We use cookies to improve your browsing experience. If you continue, we'll assume that you are happy to accept cookies from our website. You can change your browser's cookie settings at any time. To find out more about how we use cookies and how to manage your browser settings read our cookies policy.
Textile Outlook International
Issue 193:
August 2018

Product Overview
Buy this Report now
Buy this Issue now
Download brochure (PDF)
Download price list (PDF)

Price list download

Please choose your preferred currency:
Request sample issue
View list of reports
in other issues

Reports in this issue
(172 pages)
Editorial: Time to reassess the environmental sustainability of natural fibres versus man-made fibres? (8 pages)
World textile and apparel trade and production trends: Egypt, Morocco, Tunisia and Turkey, August 2018 (17 pages)
Seamless knitting and stitch-free seaming in performance apparel (35 pages)
Profile of Cifra: an innovative manufacturer of knitted seamless apparel (12 pages)
Textiles and apparel sustainability update, August 2018 (31 pages)
Profile of PrimaLoft: a leader in synthetic insulation (15 pages)

Multi Report Package
We also offer a flexible subscription product, the Multi Report Package, which allows you to select your own choice of reports from our full range, to suit your own budget.
Click here for full details.

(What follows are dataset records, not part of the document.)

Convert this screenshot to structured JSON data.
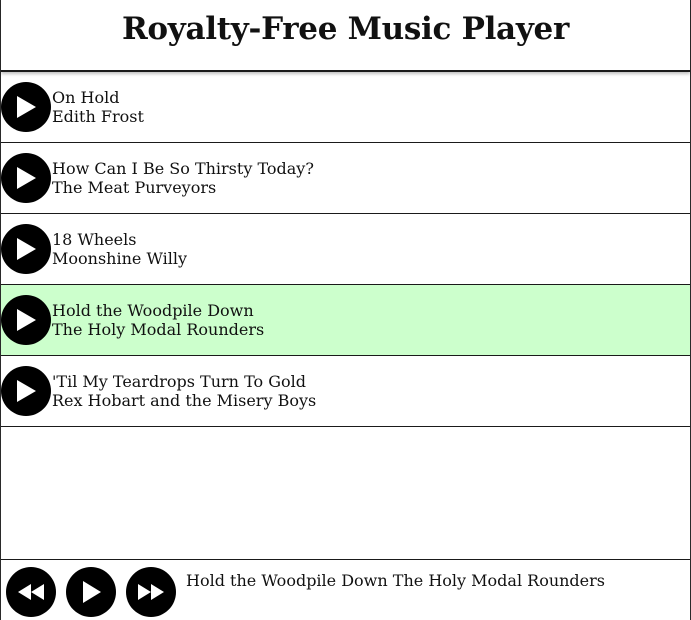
{
  "header": {
    "title": "Royalty-Free Music Player"
  },
  "tracks": [
    {
      "title": "On Hold",
      "artist": "Edith Frost",
      "selected": false
    },
    {
      "title": "How Can I Be So Thirsty Today?",
      "artist": "The Meat Purveyors",
      "selected": false
    },
    {
      "title": "18 Wheels",
      "artist": "Moonshine Willy",
      "selected": false
    },
    {
      "title": "Hold the Woodpile Down",
      "artist": "The Holy Modal Rounders",
      "selected": true
    },
    {
      "title": "'Til My Teardrops Turn To Gold",
      "artist": "Rex Hobart and the Misery Boys",
      "selected": false
    }
  ],
  "player": {
    "now_playing_title": "Hold the Woodpile Down",
    "now_playing_artist": "The Holy Modal Rounders"
  },
  "colors": {
    "selected_row": "#ccffcc",
    "button_fill": "#000000",
    "icon_fill": "#ffffff"
  },
  "icons": {
    "track_button": "play-icon",
    "previous": "rewind-icon",
    "play": "play-icon",
    "next": "fast-forward-icon"
  }
}
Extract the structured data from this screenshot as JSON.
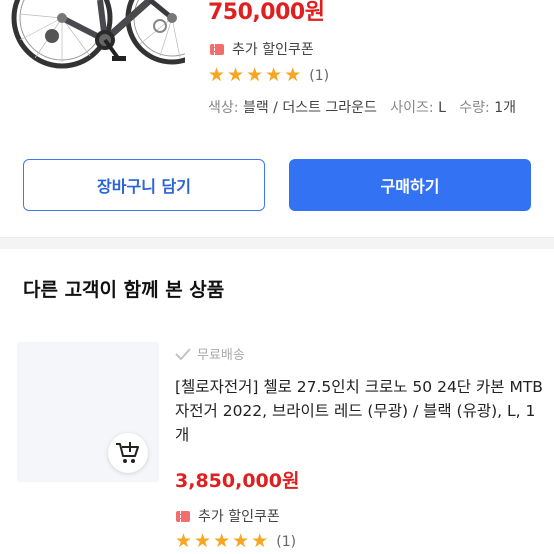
{
  "product": {
    "price": "750,000원",
    "coupon_text": "추가 할인쿠폰",
    "rating_count": "(1)",
    "option_color_label": "색상:",
    "option_color_value": "블랙 / 더스트 그라운드",
    "option_size_label": "사이즈:",
    "option_size_value": "L",
    "option_qty_label": "수량:",
    "option_qty_value": "1개",
    "rating_stars": 5
  },
  "actions": {
    "add_to_cart_label": "장바구니 담기",
    "buy_label": "구매하기"
  },
  "recommend": {
    "section_title": "다른 고객이 함께 본 상품",
    "item": {
      "shipping": "무료배송",
      "title": "[첼로자전거] 첼로 27.5인치 크로노 50 24단 카본 MTB 자전거 2022, 브라이트 레드 (무광) / 블랙 (유광), L, 1개",
      "price": "3,850,000원",
      "coupon_text": "추가 할인쿠폰",
      "rating_count": "(1)",
      "rating_stars": 5
    }
  },
  "colors": {
    "price_red": "#e02020",
    "primary_blue": "#3372f2",
    "star": "#f5a623"
  }
}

Editorial: Time to reassess the environmental sustainability of natural fibres versus man-made fibres?

Buy 'Editorial: Time to reassess the environmental sustainability of natural fibres versus man-made fibres?' now 8 pages, published in Issue 193, August 2018  
Report price: Euro 305.00; US$ 400.00  

Most consumers will say that natural fibres are better for the environment than man-made fibres. But the reality is that natural fibres fall short of consumer perceptions when it comes to environmental sustainability. It is said that 8,500 litres of water are needed to grow enough cotton to make a T-shirt and a pair of jeans, and most cotton growers use artificial fertilisers and pesticides which can be harmful to human health. Wool growers use a toxic "sheep dip" to eliminate parasites, and manure generated from livestock accounts for more than 90% of greenhouse gas emissions in New Zealand. A lot more energy is consumed when bleaching, dyeing, printing and finishing textiles and clothing made from natural fibres than is consumed when processing similar items made from synthetic fibres as the latter dry more quickly. Similarly, laundering items made from natural fibres consumes more energy than laundering items made from synthetic fibres. But most synthetic fibres are made using chemicals derived from fossil fuels, and there is growing concern that synthetic microfibres are polluting streams, lakes, rivers and oceans and may be entering the food chain. The optimal choice when it comes to environmental sustainability may prove to be lyocella man-made cellulosic fibre. Lyocell fibre is biodegradable, and is made from renewable resources such as wood pulp, cotton linters or cotton production waste using an environmental friendly sustainable solvent spinning process in which the solvent is recycled. In this report, Robin Anson deliberates on the sustainability of natural fibres and man-made fibres, and presents the pros and cons of each. Topics discussed include: the use of genetically modified cotton; water consumption; the risks associated with synthetic microfibres; and production methods used in the manufacture of man-made cellulosic fibres.

Buy this Report now Buy this Issue (193) now Subscribe
Product Overview   

Six times a year, Textile Outlook International provides up to 200 pages of intelligence, expert analysis and insight on the global textile and clothing industry.
What's in it?

Each issue provides an authoritative source of information on key industry topics, including: circularity; cotton; environmental sustainability; fibre prices; innovation; production and consumption forecasts; imports and exports; industry giants and emerging brands; international trade fairs; key geographical markets; recommerce; retail; supply chains; textile and clothing trade; textile machinery; trade and production trends; world markets; and yarn and fabric manufacturing.

A single issue of Textile Outlook International includes:

    an editorial think-piece on a topical issue from an industry expert

    a report on textile and apparel trade and production trends

    a round-up of the latest international trade fairs

    a feature on textile and clothing imports and exports or fibre prices, production and consumption

    a report on a key geographical market

    insight and analysis of a key market leader or fast-growing start-up

An annual subscription to Textile Outlook International is a cost-effective way to keep informed about trends and developments in the global textile and clothing industry.

Subscriptions are available in printed and/or digital formats. Printed and digital subscribers receive each issue in printed format in addition to a digital PDF file, which is available immediately on publication.

Like all Textiles Intelligence publications, Textile Outlook International is a reliable source of independently sourced business information, and it does not carry advertising.

This is what our customers say:
"Textile Outlook International is useful for our Company, especially to explore market growth, positioning, trends, and financial forecasts."
(Maria Magdalena; Busana Apparel Group, Indonesia)